This week, we are continuing our series on how lawyers can get the most out of mediations. Last week, we wrote about the importance of getting all of the right people in the room. Showing up is the important place to start, but once you’re there, you better be ready: trial ready.
What does trial ready even mean?
To start with, it means that you have already addressed all essential motion practice related to the matter in hand. If the case warrants a shot at summary judgment on liability beforehand without going to a jury, then you should have already fully exhausted all avenues of motion practice before walking into the mediation (i.e. Labor Law 240). If you go to mediation too early, before you’ve taken that step, you’ve just handed a sword to the defense to argue that they can defeat a motion for summary judgment. It can,also give them a psychological edge in thinking that you are not standing fully behind your case and you’re willing to take a discount.
Trial ready also means you’re walking into mediation ready to present your case, having fully prepared your arguments and evidence as you would before heading into court for the first day of trial. Some lawyers come equipped with a full trial binder and courtroom blow ups, subdivided into sections and categories. Some more tech-savvy lawyers like to show up with their laptops and iPads loaded up with Powerpoint presentations and all the x-rays, expert disclosures, and other key demonstrative evidence. Whether you’re new school or old school, the point is that you come into the room with everything all teed up, so you can walk the mediator through all the essential elements of the case. A lawyer who walks into a mediation session with nothing more than a few bullet points jotted down a yellow piece of paper and a disorganized redwell is doing a disservice to his client, by squandering a real settlement opportunity for want of proper preparation.

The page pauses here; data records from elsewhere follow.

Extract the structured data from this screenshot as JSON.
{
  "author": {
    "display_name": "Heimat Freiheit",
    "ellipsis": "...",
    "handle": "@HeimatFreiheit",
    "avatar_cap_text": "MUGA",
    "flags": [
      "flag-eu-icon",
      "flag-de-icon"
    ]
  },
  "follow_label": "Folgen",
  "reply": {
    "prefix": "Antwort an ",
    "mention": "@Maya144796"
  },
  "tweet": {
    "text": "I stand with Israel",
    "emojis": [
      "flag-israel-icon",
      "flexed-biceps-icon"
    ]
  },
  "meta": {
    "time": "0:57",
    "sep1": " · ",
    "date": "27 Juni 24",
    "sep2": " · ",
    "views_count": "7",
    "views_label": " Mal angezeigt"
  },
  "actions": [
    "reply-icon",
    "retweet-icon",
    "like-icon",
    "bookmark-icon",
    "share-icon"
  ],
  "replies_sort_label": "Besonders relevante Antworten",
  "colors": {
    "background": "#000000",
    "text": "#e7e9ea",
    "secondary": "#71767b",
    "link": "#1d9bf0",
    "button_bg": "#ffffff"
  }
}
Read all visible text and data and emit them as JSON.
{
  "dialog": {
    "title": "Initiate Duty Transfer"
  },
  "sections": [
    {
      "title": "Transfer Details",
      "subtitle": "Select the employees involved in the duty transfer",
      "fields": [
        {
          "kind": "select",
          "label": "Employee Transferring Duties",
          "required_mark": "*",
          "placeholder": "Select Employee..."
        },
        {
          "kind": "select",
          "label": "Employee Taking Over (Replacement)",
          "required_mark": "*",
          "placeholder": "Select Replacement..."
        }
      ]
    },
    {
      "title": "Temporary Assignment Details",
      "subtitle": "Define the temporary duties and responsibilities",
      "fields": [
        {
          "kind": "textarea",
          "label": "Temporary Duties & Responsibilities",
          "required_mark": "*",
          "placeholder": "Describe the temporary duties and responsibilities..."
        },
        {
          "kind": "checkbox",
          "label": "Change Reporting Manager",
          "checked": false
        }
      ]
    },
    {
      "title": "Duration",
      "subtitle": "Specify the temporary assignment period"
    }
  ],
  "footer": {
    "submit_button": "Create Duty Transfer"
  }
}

We should clarify, though, that a trial binder, blow-ups and visual aides are impressive but also not always necessary. In fact, we’ve worked with some excellent trial attorneys who show that they are trial ready in mediation sessions without a single piece of paper. They prefer to sit down in front of the mediator, defense attorney and adjusters and present all the facts and evidence purely from memory. This can be equally effective because it shows the lawyer’s ultimate ease and confidence with the facts and legal issues. It’s not a matter of bluffing so much as a different way of demonstrating the level of your preparedness.

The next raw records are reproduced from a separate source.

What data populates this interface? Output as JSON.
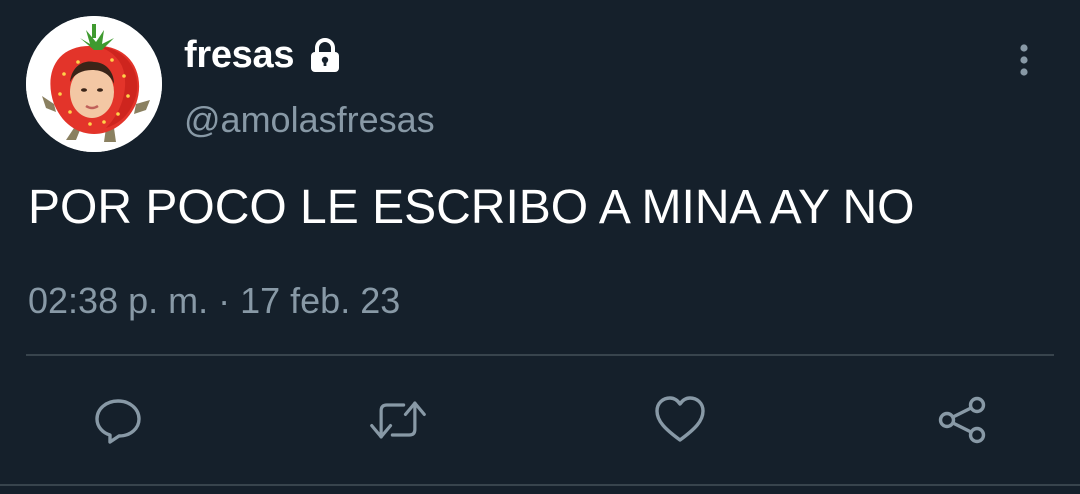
{
  "user": {
    "display_name": "fresas",
    "handle": "@amolasfresas",
    "protected_icon": "lock-icon",
    "avatar_icon": "strawberry-costume-avatar"
  },
  "tweet": {
    "text": "POR POCO LE ESCRIBO A MINA AY NO",
    "timestamp": "02:38 p. m. · 17 feb. 23"
  },
  "actions": [
    {
      "icon": "reply-icon"
    },
    {
      "icon": "retweet-icon"
    },
    {
      "icon": "like-icon"
    },
    {
      "icon": "share-icon"
    }
  ],
  "menu_icon": "more-vertical-icon",
  "colors": {
    "background": "#15202b",
    "primary_text": "#ffffff",
    "secondary_text": "#8899a6",
    "divider": "#38444d"
  }
}
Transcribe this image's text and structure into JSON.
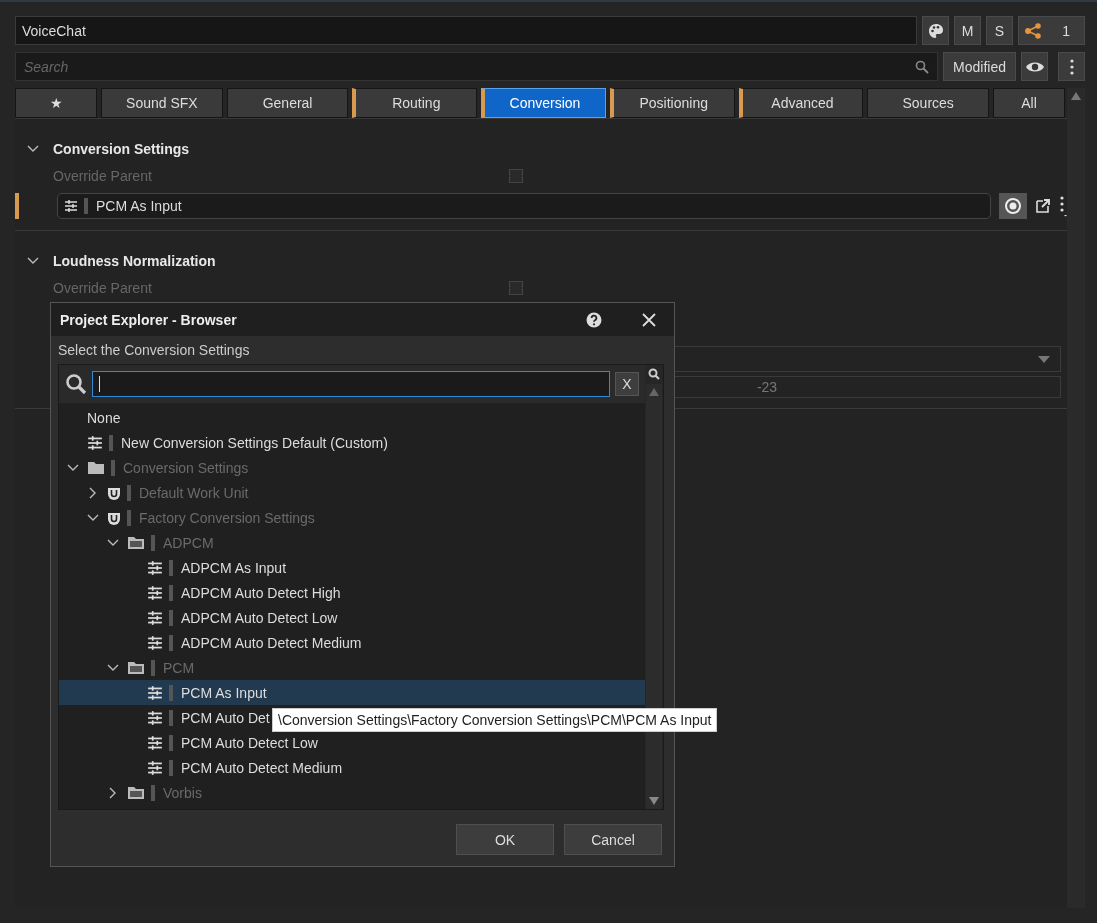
{
  "header": {
    "name": "VoiceChat",
    "mute": "M",
    "solo": "S",
    "share_count": "1"
  },
  "search": {
    "placeholder": "Search"
  },
  "filter_button": "Modified",
  "tabs": [
    {
      "label": "★",
      "selected": false,
      "modified": false
    },
    {
      "label": "Sound SFX",
      "selected": false,
      "modified": false
    },
    {
      "label": "General",
      "selected": false,
      "modified": false
    },
    {
      "label": "Routing",
      "selected": false,
      "modified": true
    },
    {
      "label": "Conversion",
      "selected": true,
      "modified": true
    },
    {
      "label": "Positioning",
      "selected": false,
      "modified": true
    },
    {
      "label": "Advanced",
      "selected": false,
      "modified": true
    },
    {
      "label": "Sources",
      "selected": false,
      "modified": false
    },
    {
      "label": "All",
      "selected": false,
      "modified": false
    }
  ],
  "sections": [
    {
      "title": "Conversion Settings",
      "expanded": true,
      "override_label": "Override Parent",
      "override_checked": false,
      "value": "PCM As Input"
    },
    {
      "title": "Loudness Normalization",
      "expanded": true,
      "override_label": "Override Parent",
      "override_checked": false,
      "number": "-23"
    }
  ],
  "dialog": {
    "title": "Project Explorer - Browser",
    "prompt": "Select the Conversion Settings",
    "clear_label": "X",
    "tree": [
      {
        "kind": "none",
        "label": "None",
        "selected": false
      },
      {
        "kind": "item",
        "label": "New Conversion Settings Default (Custom)",
        "selected": false
      },
      {
        "kind": "folder",
        "label": "Conversion Settings",
        "selected": false,
        "expanded": true,
        "children": [
          {
            "kind": "workunit",
            "label": "Default Work Unit",
            "selected": false,
            "expanded": false
          },
          {
            "kind": "workunit",
            "label": "Factory Conversion Settings",
            "selected": false,
            "expanded": true,
            "children": [
              {
                "kind": "folder",
                "label": "ADPCM",
                "selected": false,
                "expanded": true,
                "children": [
                  {
                    "kind": "item",
                    "label": "ADPCM As Input",
                    "selected": false
                  },
                  {
                    "kind": "item",
                    "label": "ADPCM Auto Detect High",
                    "selected": false
                  },
                  {
                    "kind": "item",
                    "label": "ADPCM Auto Detect Low",
                    "selected": false
                  },
                  {
                    "kind": "item",
                    "label": "ADPCM Auto Detect Medium",
                    "selected": false
                  }
                ]
              },
              {
                "kind": "folder",
                "label": "PCM",
                "selected": false,
                "expanded": true,
                "children": [
                  {
                    "kind": "item",
                    "label": "PCM As Input",
                    "selected": true
                  },
                  {
                    "kind": "item",
                    "label": "PCM Auto Det",
                    "selected": false
                  },
                  {
                    "kind": "item",
                    "label": "PCM Auto Detect Low",
                    "selected": false
                  },
                  {
                    "kind": "item",
                    "label": "PCM Auto Detect Medium",
                    "selected": false
                  }
                ]
              },
              {
                "kind": "folder",
                "label": "Vorbis",
                "selected": false,
                "expanded": false
              }
            ]
          }
        ]
      }
    ],
    "tooltip": "\\Conversion Settings\\Factory Conversion Settings\\PCM\\PCM As Input",
    "buttons": [
      "OK",
      "Cancel"
    ]
  }
}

A final point about preparedness: we think it makes sense to have all of your experts lined up with your 3101(d) expert exchanges in the hands of the defense. Some lawyers we know don’t want to spend the money until they have feel they must. But we think that’s penny-wise and pound-foolish. Nothing can be as effective as putting your money behind your case before mediation in order to demonstrate your commitment and confidence in a case.
In our experience, attending hundreds of mediations over the years, we see coming in prepared as the single most important determinant of success. Preparation, Preparation, Preparation. The more prepared a lawyer is, the better the outcome in mediation is going to be.